Nb. It is an offence to contain / trap and then release an Asian hornet so once caught it is to be killed.

Remove the station at the end monitoring time and do not leave out overnight.  Reposition in exactly the same spot for your next monitoring session unless a more fruitful position is found.  This activity can be done every day, every other day or every 3 days whichever fits your lifestyle, it is important that it is done routinely so that the foundress comes to identify the food source as a permanent feature.

The location of your monitoring station needs to be accurate and the details able to be used by others for data collection purposes.  A mobile phone app “What Three Words” has been used extensively by rescue organisations and the police to pinpoint locations.  It is free to download (Apple and Android versions) and the unique code word generated identifies the precise square metre.  Please use this app as our default location identifier.

I think I’ve spotted an Asian Hornet

Usually an email to the coordinator and a visit would be arranged and more monitoring would take place together with photographic evidence being obtained.  This can no longer take place.

Currently, send the coordinator a photo of the insect that is causing concern.  Verification of the photo will be promptly done by electronic conferencing between other committee members to arrive at a consensus identification.  The reply email will inform the member if it is an Asian Hornet.  At that point the member’s monitoring data will need to be sent to the Non-Native Species Directorate and the NBU – The Asian Hornet App (Android and Apple versions free) will help do this.  The same data is to be also sent to the coordinator  (ahat@tivertonbeekeepers.uk)

Once this information has been received and verified, the branch and the beekeeper will be advised as to the way forward especially during this pandemic.

The chances of spotting a foundress during this monitoring session are minimal.  With Jersey having a nest density of 189 during 2019 the likelihood of hornet presence being detected is reasonably high – 2.6 nests per Km2.  If the same density is applied to the Tiverton branch area (basically Mid Devon) then there would be 0.33 nests per Km2.  The situation of one queen or nest being detected in the Tiverton branch area becomes 1 to 50Km2.  Thus, although the chance of finding an Asian Hornet in the present circumstances is extremely low by being part of a bigger survey of the SW area the chances of detection are increased.  When the Asian Hornet habitat includes Southern England then monitoring will become ever more important and a routine activity for DBKA members.

All monitoring data, including attractant recipe used and insects observed, is to be sent to the branch AHAT Coordinator so that a database can start to be compiled to help inform future policies and protocols as well as help individual members with their beekeeping .

Any correspondence regarding the spring monitoring or Asian Hornets to be sent to ahat@tivertonbeekeepers.uk .  Gavin Nuttall-Owen
AHAT Coordinator

Killerton Apple Festival

Beekeepers from our own Tiverton Branch and from Exeter Branch joined together to provide and steward a Honey Bees Marquee at the Killerton Apple Festival over the weekend of the 12th & 13th October.
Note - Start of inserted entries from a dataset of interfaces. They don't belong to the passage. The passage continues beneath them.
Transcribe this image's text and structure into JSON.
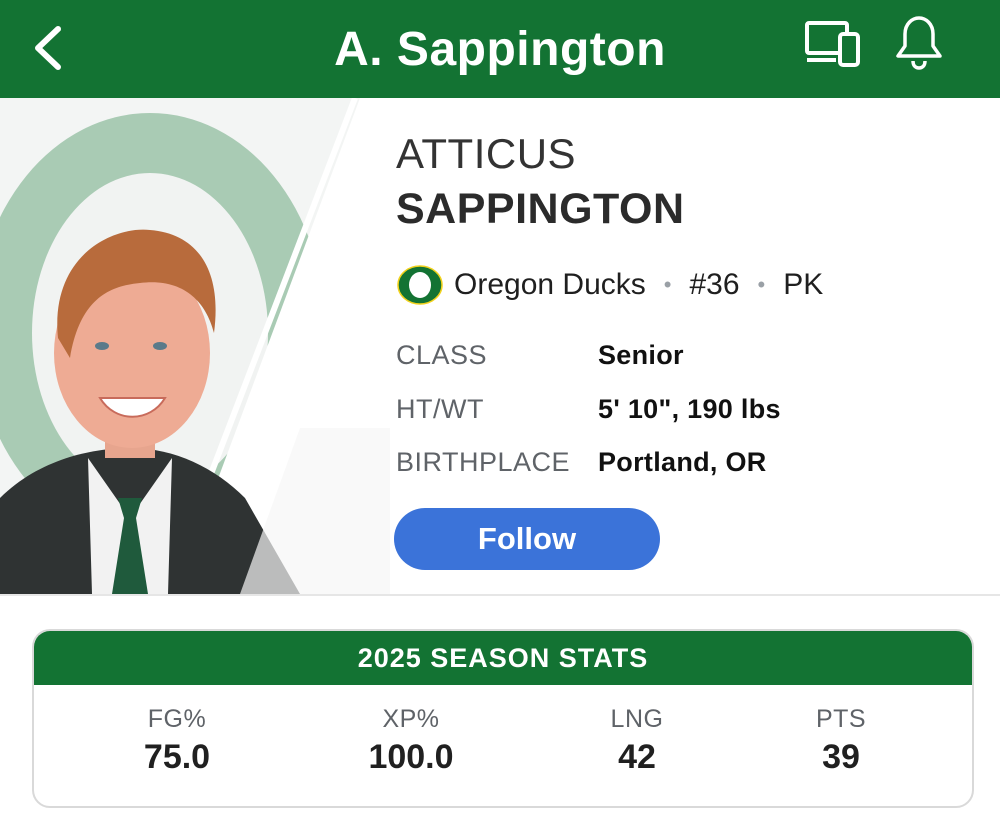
{
  "header": {
    "title": "A. Sappington",
    "back_icon": "chevron-left-icon",
    "device_icon": "devices-icon",
    "bell_icon": "bell-icon",
    "bg_color": "#137333"
  },
  "player": {
    "first_name": "ATTICUS",
    "last_name": "SAPPINGTON",
    "team": "Oregon Ducks",
    "number": "#36",
    "position": "PK",
    "team_logo_icon": "oregon-o-logo-icon"
  },
  "info": [
    {
      "label": "CLASS",
      "value": "Senior"
    },
    {
      "label": "HT/WT",
      "value": "5' 10\", 190 lbs"
    },
    {
      "label": "BIRTHPLACE",
      "value": "Portland, OR"
    }
  ],
  "follow_label": "Follow",
  "stats": {
    "title": "2025 SEASON STATS",
    "items": [
      {
        "label": "FG%",
        "value": "75.0"
      },
      {
        "label": "XP%",
        "value": "100.0"
      },
      {
        "label": "LNG",
        "value": "42"
      },
      {
        "label": "PTS",
        "value": "39"
      }
    ]
  },
  "colors": {
    "brand_green": "#137333",
    "follow_blue": "#3b73d9"
  }
}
Our show display was centre stage with displays about both branches at the sides. Exeter provide an observation hive so all we needed was good weather. Unfortunately the sun didn’t shine and it was wet and windy at times. However that didn’t deter us nor the general public. We had two busy days and, as usual, people were fascinated to see and hear about the honey bee.

Thanks to all our members and those from Exeter who made the weekend a success.

Tony Lindsell

The Honey Bees Marquee at Killerton Apple Festival 2019